Injuries occur unexpectedly all the time. You may walk into a door, slip and fall or be thrown against the dashboard as a vehicle brakes suddenly.
Any blunt trauma (as differentiated from a sharp injury that may cause bleeding) to the muscles and bones immediately causes an inflammatory reaction. The area becomes red, swollen and painful. The appearance may mimic an acute infection but differentiated from it by the history of trauma and the absence of fever.
The injury may be a contusion, the result of trauma to the belly of the muscle, tendon or bony prominence. Blood coagulates in the affected area forming a discoloured bruise. Untreated, this can eventually form scar tissue.
Sprains and strains occur in areas where a ligament is attached to the bone, such as the back, knee, ankle or elbow. The injury is mild when there is only over stretching and a few microtears. If there is a partial tear, the joint may become loose and unstable.
Emergency first aid must be given for traumatic inflammation even before obtaining a medical opinion. Ignored and delayed, (while awaiting a medical consultation), it can lead to stiffness, pain and loss of normal function. As soon as possible the RICE principle should be followed.
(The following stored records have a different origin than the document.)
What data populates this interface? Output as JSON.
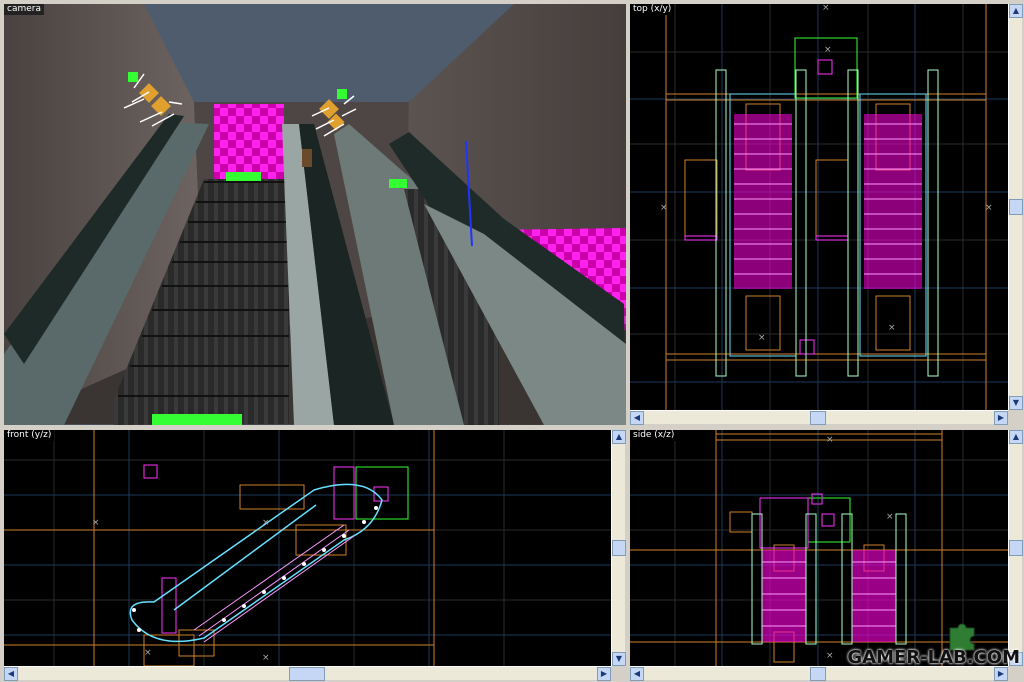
{
  "viewports": {
    "camera": {
      "label": "camera"
    },
    "top": {
      "label": "top (x/y)"
    },
    "front": {
      "label": "front (y/z)"
    },
    "side": {
      "label": "side (x/z)"
    }
  },
  "icons": {
    "scroll_left": "arrow-left-icon",
    "scroll_right": "arrow-right-icon",
    "scroll_up": "arrow-up-icon",
    "scroll_down": "arrow-down-icon",
    "watermark_logo": "puzzle-piece-icon"
  },
  "colors": {
    "grid_major": "#1a3a5a",
    "grid_minor": "#2a2a2a",
    "brush_orange": "#d0802a",
    "brush_magenta": "#ff33ff",
    "brush_cyan": "#66e0ff",
    "brush_green": "#33ff33",
    "texture_pink": "#ff00dd",
    "scrollbar": "#c5d7f5"
  },
  "watermark": {
    "text": "GAMER-LAB.COM"
  }
}
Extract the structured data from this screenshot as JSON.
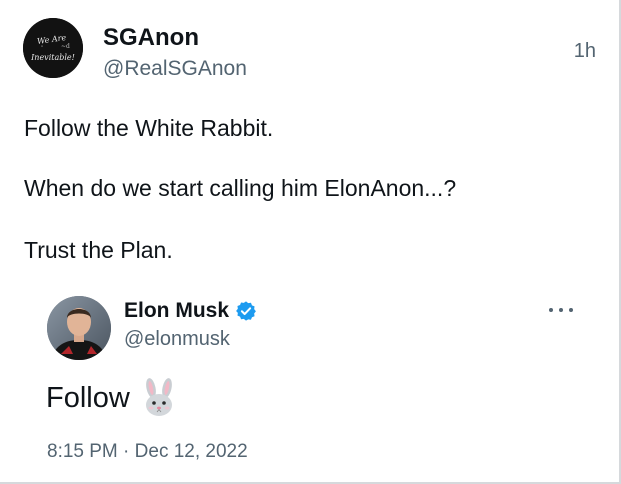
{
  "tweet": {
    "author_name": "SGAnon",
    "author_handle": "@RealSGAnon",
    "time_ago": "1h",
    "avatar_text": [
      "We Are",
      "Inevitable!"
    ],
    "lines": [
      "Follow the White Rabbit.",
      "When do we start calling him ElonAnon...?",
      "Trust the Plan."
    ]
  },
  "quoted_tweet": {
    "author_name": "Elon Musk",
    "author_handle": "@elonmusk",
    "verified": true,
    "text": "Follow",
    "emoji_icon": "rabbit-face-icon",
    "time": "8:15 PM",
    "separator": "·",
    "date": "Dec 12, 2022"
  },
  "colors": {
    "text_primary": "#0f1419",
    "text_secondary": "#536471",
    "verified_blue": "#1d9bf0"
  }
}
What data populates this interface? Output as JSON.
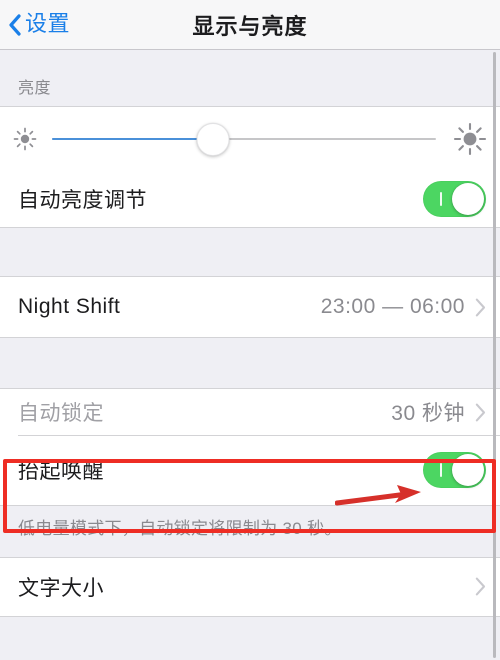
{
  "navbar": {
    "back_label": "设置",
    "back_icon": "chevron-left-icon",
    "title": "显示与亮度"
  },
  "brightness_section": {
    "header": "亮度",
    "slider": {
      "icon_low": "sun-small-icon",
      "icon_high": "sun-large-icon",
      "value_percent": 42,
      "fill_color": "#4a90d9",
      "track_color": "#c6c6c8"
    },
    "auto_brightness": {
      "label": "自动亮度调节",
      "toggle_state": "on",
      "toggle_color": "#4cd662"
    }
  },
  "night_shift_section": {
    "rows": [
      {
        "label": "Night Shift",
        "value": "23:00 — 06:00",
        "accessory": "chevron-right-icon"
      }
    ]
  },
  "lock_section": {
    "auto_lock": {
      "label": "自动锁定",
      "value": "30 秒钟",
      "accessory": "chevron-right-icon",
      "state": "disabled"
    },
    "raise_to_wake": {
      "label": "抬起唤醒",
      "toggle_state": "on",
      "toggle_color": "#4cd662"
    },
    "footer_note": "低电量模式下，自动锁定将限制为 30 秒。"
  },
  "text_section": {
    "rows": [
      {
        "label": "文字大小",
        "value": "",
        "accessory": "chevron-right-icon"
      }
    ]
  },
  "annotation": {
    "highlight_color": "#ee2d24",
    "arrow_color": "#d6302a",
    "target": "抬起唤醒"
  }
}
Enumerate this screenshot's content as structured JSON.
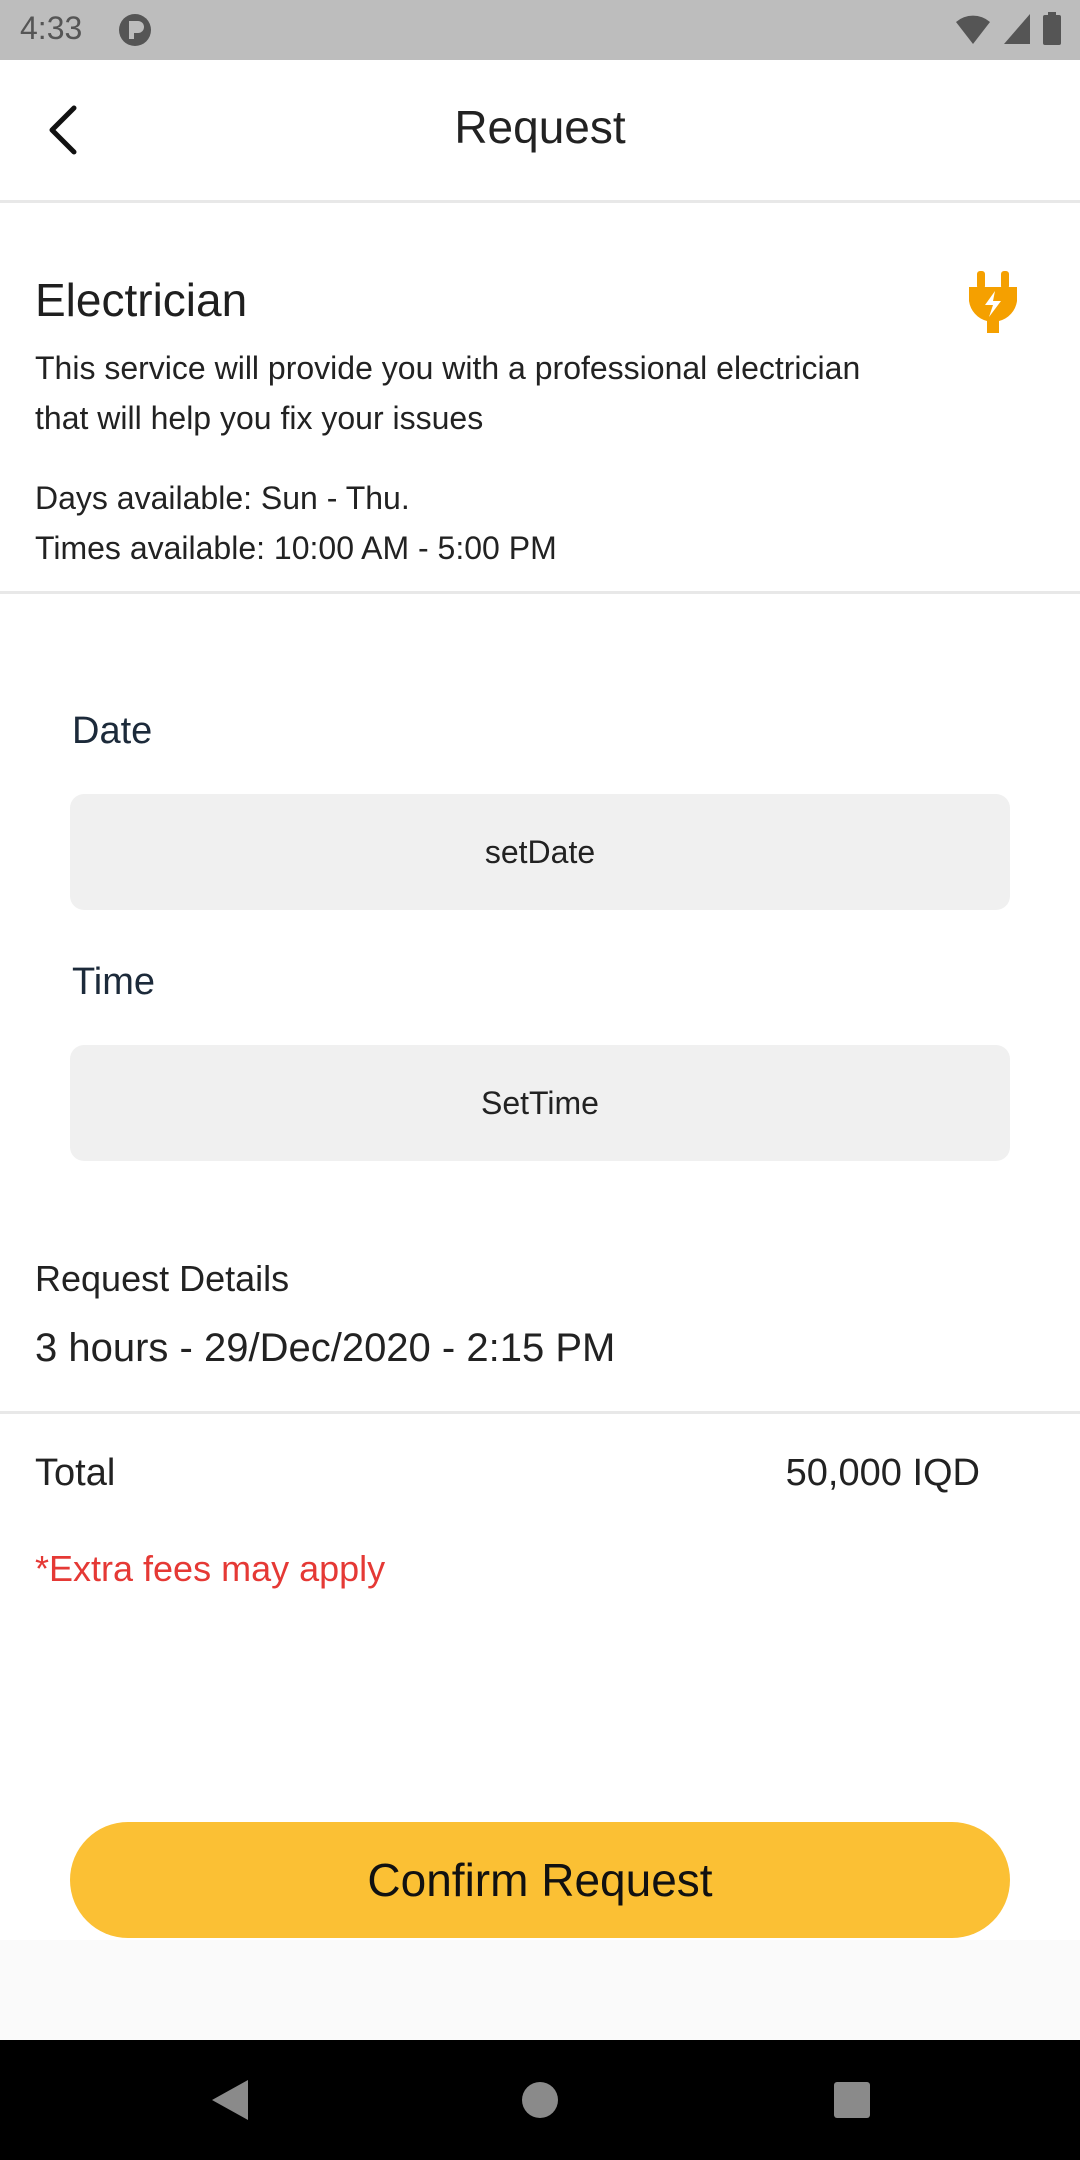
{
  "status_bar": {
    "time": "4:33",
    "icons": [
      "app-notification-icon",
      "wifi-icon",
      "signal-icon",
      "battery-icon"
    ]
  },
  "app_bar": {
    "title": "Request",
    "back_icon": "chevron-left-icon"
  },
  "service": {
    "name": "Electrician",
    "icon": "plug-icon",
    "icon_color": "#f5a000",
    "description": "This service will provide you with a professional electrician that will help you fix your issues",
    "days_available": "Days available: Sun - Thu.",
    "times_available": "Times available: 10:00 AM - 5:00 PM"
  },
  "form": {
    "date_label": "Date",
    "date_value": "setDate",
    "time_label": "Time",
    "time_value": "SetTime"
  },
  "request_details": {
    "title": "Request Details",
    "value": "3 hours - 29/Dec/2020 - 2:15 PM"
  },
  "total": {
    "label": "Total",
    "value": "50,000 IQD"
  },
  "fees_note": "*Extra fees may apply",
  "confirm_button": {
    "label": "Confirm Request",
    "color": "#fbc034"
  },
  "nav_bar": {
    "icons": [
      "back-triangle-icon",
      "home-circle-icon",
      "recents-square-icon"
    ]
  }
}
R is for rest. The part should immediately be placed at rest. This means minimal weight bearing till the pain subsides. Usually 2-3 days are sufficient.
I is for ice. Ice should be placed in a plastic bag and applied to the affected area. It should be left on for 20 minutes at a time every hour for the first hour and then continued three times a day for 3-4 days until total relief is obtained. Faster and greater pain relief may be obtained if the ice is actively massaged on the swollen area. Ice reduces the swelling, numbs the pain, decreases muscle spasm and helps accumulated blood to renter circulation.
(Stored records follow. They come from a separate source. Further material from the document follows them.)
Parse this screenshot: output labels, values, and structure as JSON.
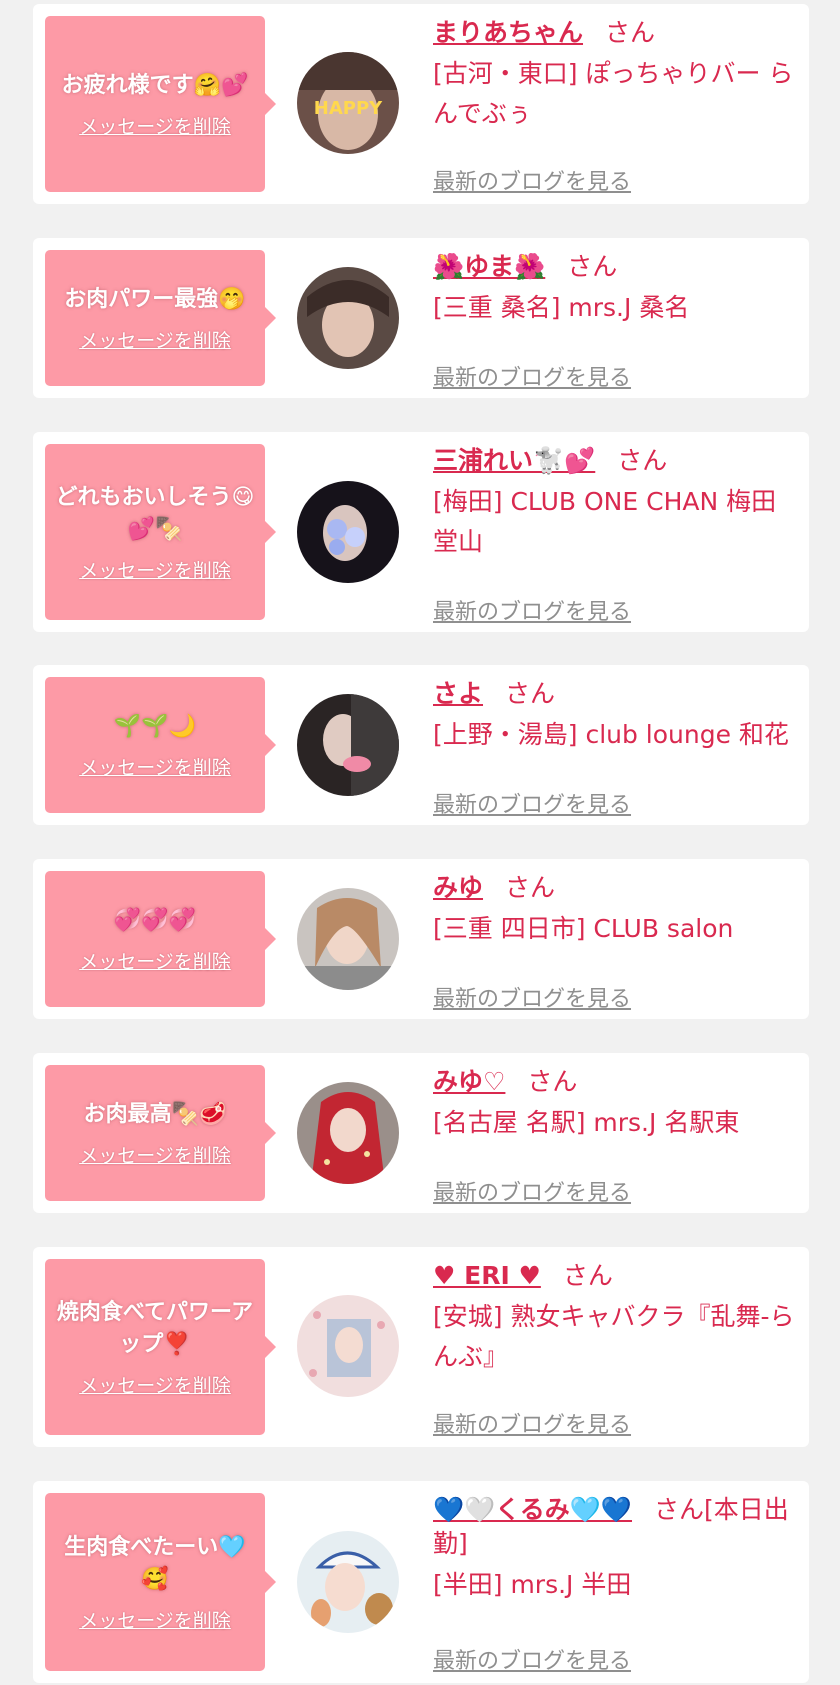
{
  "delete_label": "メッセージを削除",
  "blog_label": "最新のブログを見る",
  "suffix": "さん",
  "colors": {
    "background": "#f1f1f1",
    "bubble": "#fd9aa6",
    "name": "#d9294f",
    "blog_link": "#8f8f8f"
  },
  "items": [
    {
      "message": "お疲れ様です🤗💕",
      "name": "まりあちゃん",
      "suffix": "さん",
      "shop": "[古河・東口] ぽっちゃりバー らんでぶぅ"
    },
    {
      "message": "お肉パワー最強🤭",
      "name": "🌺ゆま🌺",
      "suffix": "さん",
      "shop": "[三重 桑名] mrs.J 桑名"
    },
    {
      "message": "どれもおいしそう😋💕🍢",
      "name": "三浦れい🐩💕",
      "suffix": "さん",
      "shop": "[梅田] CLUB ONE CHAN 梅田堂山"
    },
    {
      "message": "🌱🌱🌙",
      "name": "さよ",
      "suffix": "さん",
      "shop": "[上野・湯島] club lounge 和花"
    },
    {
      "message": "💞💞💞",
      "name": "みゆ",
      "suffix": "さん",
      "shop": "[三重 四日市] CLUB salon"
    },
    {
      "message": "お肉最高🍢🥩",
      "name": "みゆ♡",
      "suffix": "さん",
      "shop": "[名古屋 名駅] mrs.J 名駅東"
    },
    {
      "message": "焼肉食べてパワーアップ❣️",
      "name": "♥ ERI ♥",
      "suffix": "さん",
      "shop": "[安城] 熟女キャバクラ『乱舞-らんぶ』"
    },
    {
      "message": "生肉食べたーい🩵🥰",
      "name": "💙🤍くるみ🩵💙",
      "suffix": "さん[本日出勤]",
      "shop": "[半田] mrs.J 半田"
    }
  ]
}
C is for compression. Swollen areas can be compressed with an elastocrepe bandage. This should initially be applied by trained personnel. Faulty and tight application can cut off blood supply to the affected limb. Once the technique is learnt, bandaging can be done at home.
E stands for elevation, a neglected step. Swelling reduces rapidly if the injured part is placed above the level of the heart.
Blunt injury causes pain. This can be relieved by medication like paracetmenol, brufen and diclofenac and other Nsaids (non-steroidal anti inflammatory agents). These are commonly available over the counter (OTC) either as single agents or combination tablets. They relieve pain but cause side effects. There may be nausea, vomiting or symptoms of heartburn. A pre-existing ulcer may be aggravated. Long term use and overdosage are dangerous. Some like diclofenac has been associated with kidney damage. If there is no improvement after 2-3 days, see a doctor.
If there is no serious injury, after the swelling has subsided reconditioning of the injured area has to be done. This will help to regain flexibility, endurance and power. Joints and muscles can be strengthened with targeted exercise. Flexibility is equally important. A weak or relatively immobile joint is prone to re-injuries with much less trauma. The joint may also become unstable and weak. Physiotherapy is important to tackle all this.
Even without an injury, there may be a sudden cramp in the muscle. This occurs when muscles are overused in hot and humid conditions. It can also occur due to calcium deficiency. The muscles contract and the limb gets painfully fixed.
The muscle needs to be stretched to relieve the pain. This can be done in the calf by keeping the leg straight and pushing the foot (not the leg) towards the head. In the thigh the knee should be bent with the foot touching the buttocks. Water, lightly salted limejuice, buttermilk or tender coconut water should be given.
A fall or accident may also lead to broken bones. If the bones are already weak as a result of osteoporosis or repeated stress, even a slight injury is enough to result in a fracture. There is severe pain, inability to bear weight on the bone and a localised tender area. Fractures are diagnosed using X-rays and should be treated by an orthopaedic surgeon. Either POP (plaster of Paris) casts are applied or surgery needs to be done. Bones do not heal with medication alone. Neither is it advisable to go to unqualified “bone healers” as they immobilise the bone using cloth and a poultice. Since the treatment is not based on X-rays, it may not be wise to pursue this line of treatment.
Dr Gita Mathai is a paediatrician with a family practice at Vellore. Questions on health issues may be emailed to her at firstname.lastname@example.org